- Why has my property assessment changed?
The State of Illinois Department of Revenue requires that all counties ensure that all properties within each county have an equalized assessed valuation of 33.33 percent of market value. This is done so that the taxing system is fair to all citizens. Your Township Assessor and the McDonough County Supervisor of Assessments are working to meet the Department of Revenue goals and requirements.
How fair is this system?: As fair as we can make it.
- Who does my assessment?
For property owners, your Township Assessor is the first person to review your property. By law, all township assessors are required to view every property in their jurisdiction every four years.
- How is my property assessed?
The assessors have several ways to complete assessments. These methods include: 1) Cost manuals 2) Actual market value based on recent “arms length” sales 3) Location, age, and square foot as it compares to similar properties in similar locations.
- What if I disagree with my assessment?
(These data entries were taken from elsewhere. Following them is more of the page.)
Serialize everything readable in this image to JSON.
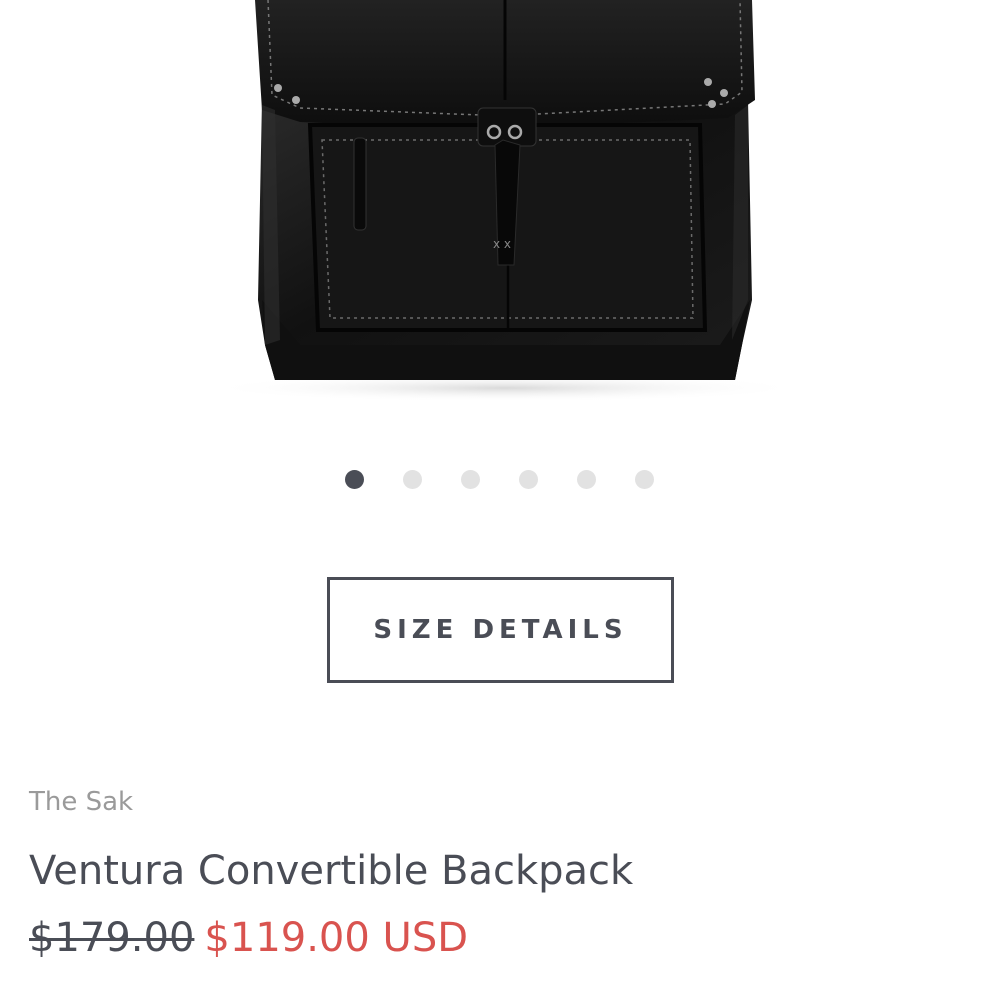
{
  "product_image": {
    "alt": "",
    "carousel": {
      "count": 6,
      "active_index": 0
    }
  },
  "size_details": {
    "label": "SIZE DETAILS"
  },
  "product": {
    "brand": "The Sak",
    "title": "Ventura Convertible Backpack",
    "price_original": "$179.00",
    "price_sale": "$119.00 USD"
  },
  "colors": {
    "primary_text": "#4a4d56",
    "secondary_text": "#9a9a9a",
    "sale": "#d9534f",
    "dot_inactive": "#e2e2e2",
    "dot_active": "#4a4d56"
  }
}
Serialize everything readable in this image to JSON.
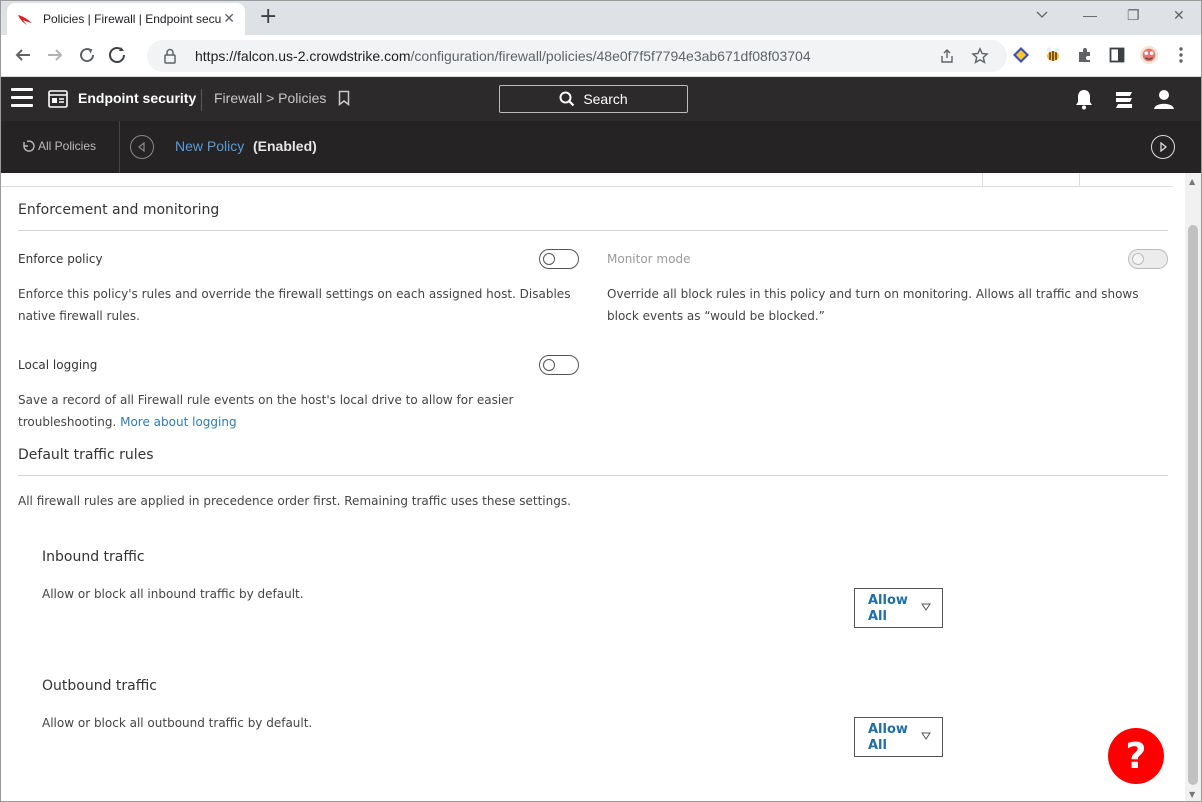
{
  "browser": {
    "tab_title": "Policies | Firewall | Endpoint secu",
    "tab_close": "✕",
    "new_tab": "+",
    "url_domain": "https://falcon.us-2.crowdstrike.com",
    "url_path": "/configuration/firewall/policies/48e0f7f5f7794e3ab671df08f03704",
    "win_minimize": "—",
    "win_restore": "❐",
    "win_close": "✕"
  },
  "header": {
    "product_name": "Endpoint security",
    "breadcrumb": "Firewall > Policies",
    "search_label": "Search"
  },
  "subheader": {
    "back_label": "All Policies",
    "policy_name": "New Policy",
    "policy_status": "(Enabled)"
  },
  "enforcement": {
    "title": "Enforcement and monitoring",
    "enforce_label": "Enforce policy",
    "enforce_desc_1": "Enforce this policy's rules and override the firewall settings on each assigned host. Disables",
    "enforce_desc_2": "native firewall rules.",
    "monitor_label": "Monitor mode",
    "monitor_desc_1": "Override all block rules in this policy and turn on monitoring. Allows all traffic and shows",
    "monitor_desc_2": "block events as “would be blocked.”",
    "logging_label": "Local logging",
    "logging_desc_1": "Save a record of all Firewall rule events on the host's local drive to allow for easier",
    "logging_desc_2": "troubleshooting.",
    "logging_link": "More about logging"
  },
  "default_rules": {
    "title": "Default traffic rules",
    "desc": "All firewall rules are applied in precedence order first. Remaining traffic uses these settings.",
    "inbound_title": "Inbound traffic",
    "inbound_desc": "Allow or block all inbound traffic by default.",
    "inbound_value": "Allow All",
    "outbound_title": "Outbound traffic",
    "outbound_desc": "Allow or block all outbound traffic by default.",
    "outbound_value": "Allow All"
  },
  "help": {
    "label": "?"
  },
  "colors": {
    "header_bg": "#2c2a2b",
    "subheader_bg": "#252324",
    "link_blue": "#2f7bb5",
    "help_red": "#ff0000"
  }
}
Your Township Assessor completes your assessment by June 15th of each year and files it with the Supervisor of Assessments. You may want to check the assessed value of your property at the Supervisor of Assessment’s office after the filing date. If you have a question about your assessment, you should speak with your Township Assessor first to determine how your property assessment was arrived at. After speaking with your Township Assessor, if you are not satisfied, then you may file an appeal of your assessment, once the assessments are published in newspaper, with the Board of Review. You may obtain an appeal form from the Supervisor of Assessment’s office. Your appeal may be based on Market Value or Equity. Other evidence may be submitted to support your basis.
- Who is on the Board of Review?
The Board of Review consists of three members of the public who have been trained and tested in basic assessment practices. Their responsibility is to act on requests for tax exemptions and to hear and act on appeals.
- What if I disagree with the Board of Review’s decision?
If you disagree with the decision of the Board of Review, you may file an appeal of your assessment to the State Property Tax Appeal Board (P.T.A.B.). In this case a state hearing officer acts as a judge, hears evidence from both you and the county, and issues a decision based only on the evidence presented. Check with the Supervisor of Assessments for directions in appealing your assessment.
- What is my actual tax bill based on?
Your tax bill is based on a five step process:
1) The township assessor determines market value and divides by three, arriving at 1/3 of fair market value:
|Market value - $55,000.00||55,000|
|level of assessment 1/3||/3|
|of assessed value (rounded)||18,330|
2) The Supervisor of Assessment reviews the township assessor’s values. If assessed values do not change the same as the market values, the Supervisor of Assessments is required to apply a township factor or multiplier to equalize values across townships:
|township factor||x 1.010|
|Assessed value (rounded)||18,515|
|state multiplier||x 1.000|
|Assessed value (rounded)||18,515|
|Final Taxable Value||= 8,330|
|total TAX RATE (10.63) move decimal||x. 1063|
- What can I do about my actual tax bill?
If you miss the deadline to appeal your assessment and you receive your tax bill and believe this is too high, you may protest your actual tax bill. This tax bill appeal process requires specific procedures, and you may want to work through an attorney.
- What is the tax rate and what can I do about it?
For information regarding how your tax rate is calculated, or information regarding any of the taxing bodies, please see the Office of the County Clerk for this information.